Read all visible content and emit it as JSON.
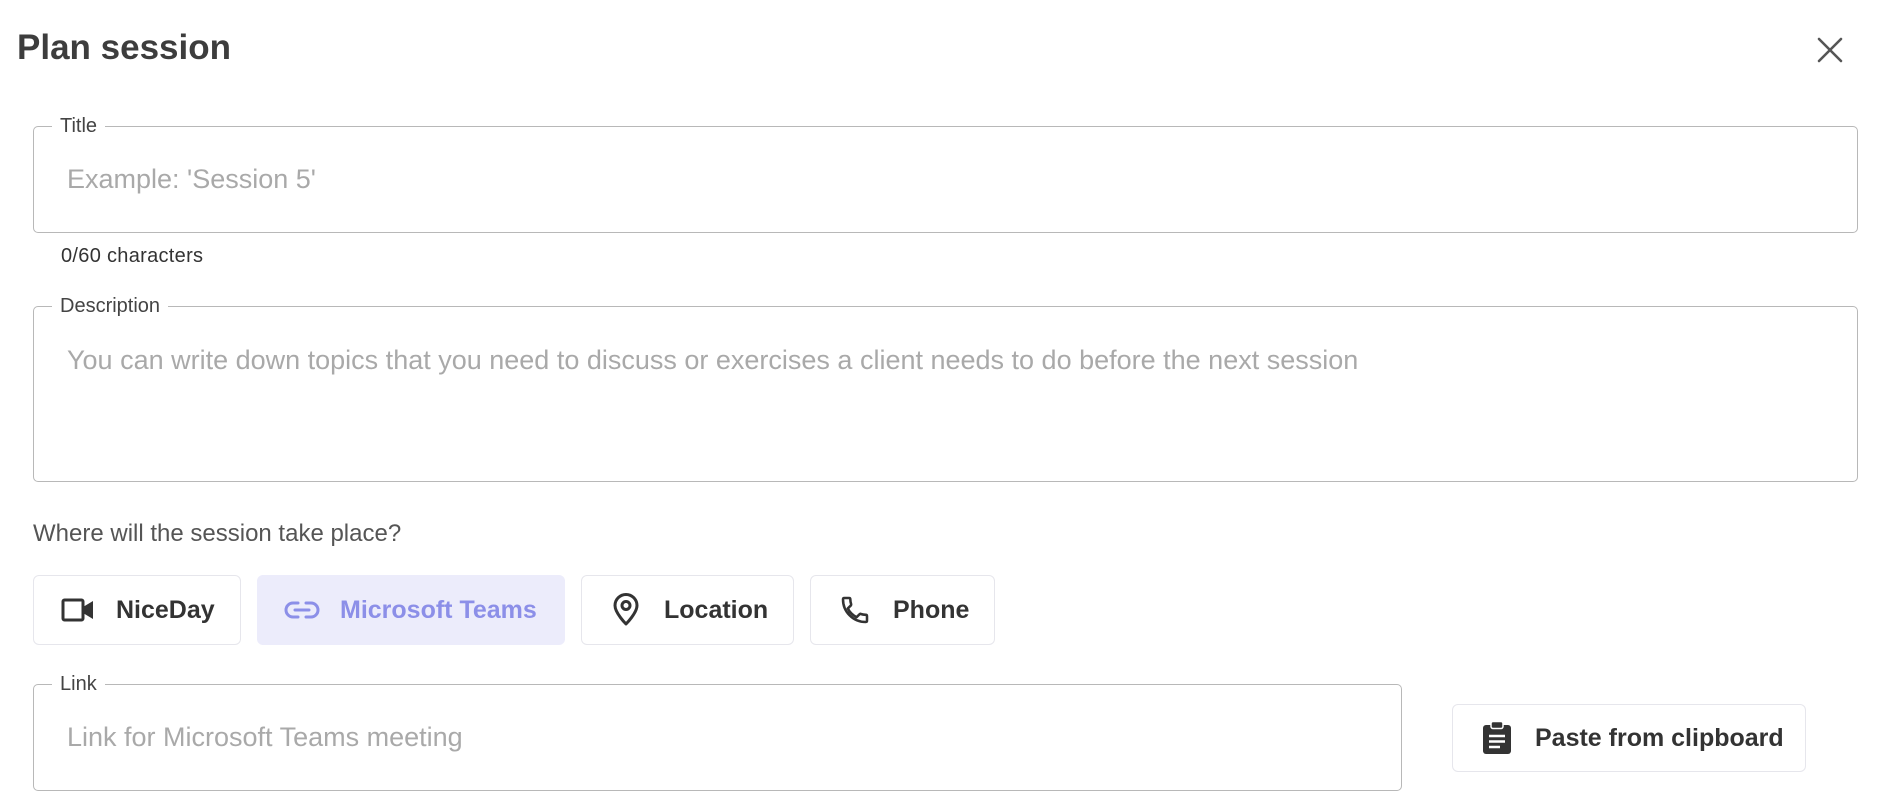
{
  "dialog": {
    "title": "Plan session"
  },
  "title_field": {
    "label": "Title",
    "placeholder": "Example: 'Session 5'",
    "value": "",
    "char_count": "0/60 characters"
  },
  "description_field": {
    "label": "Description",
    "placeholder": "You can write down topics that you need to discuss or exercises a client needs to do before the next session",
    "value": ""
  },
  "location": {
    "question": "Where will the session take place?",
    "selected": "Microsoft Teams",
    "options": [
      {
        "label": "NiceDay",
        "icon": "video-camera-icon"
      },
      {
        "label": "Microsoft Teams",
        "icon": "link-icon"
      },
      {
        "label": "Location",
        "icon": "map-pin-icon"
      },
      {
        "label": "Phone",
        "icon": "phone-icon"
      }
    ]
  },
  "link_field": {
    "label": "Link",
    "placeholder": "Link for Microsoft Teams meeting",
    "value": ""
  },
  "paste_button": {
    "label": "Paste from clipboard",
    "icon": "clipboard-icon"
  },
  "colors": {
    "selected_bg": "#ececfb",
    "selected_text": "#8c8fe8",
    "border": "#b8b8b8"
  }
}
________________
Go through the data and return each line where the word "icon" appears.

        "icon": "video-camera-icon"
        "icon": "link-icon"
        "icon": "map-pin-icon"
        "icon": "phone-icon"
    "icon": "clipboard-icon"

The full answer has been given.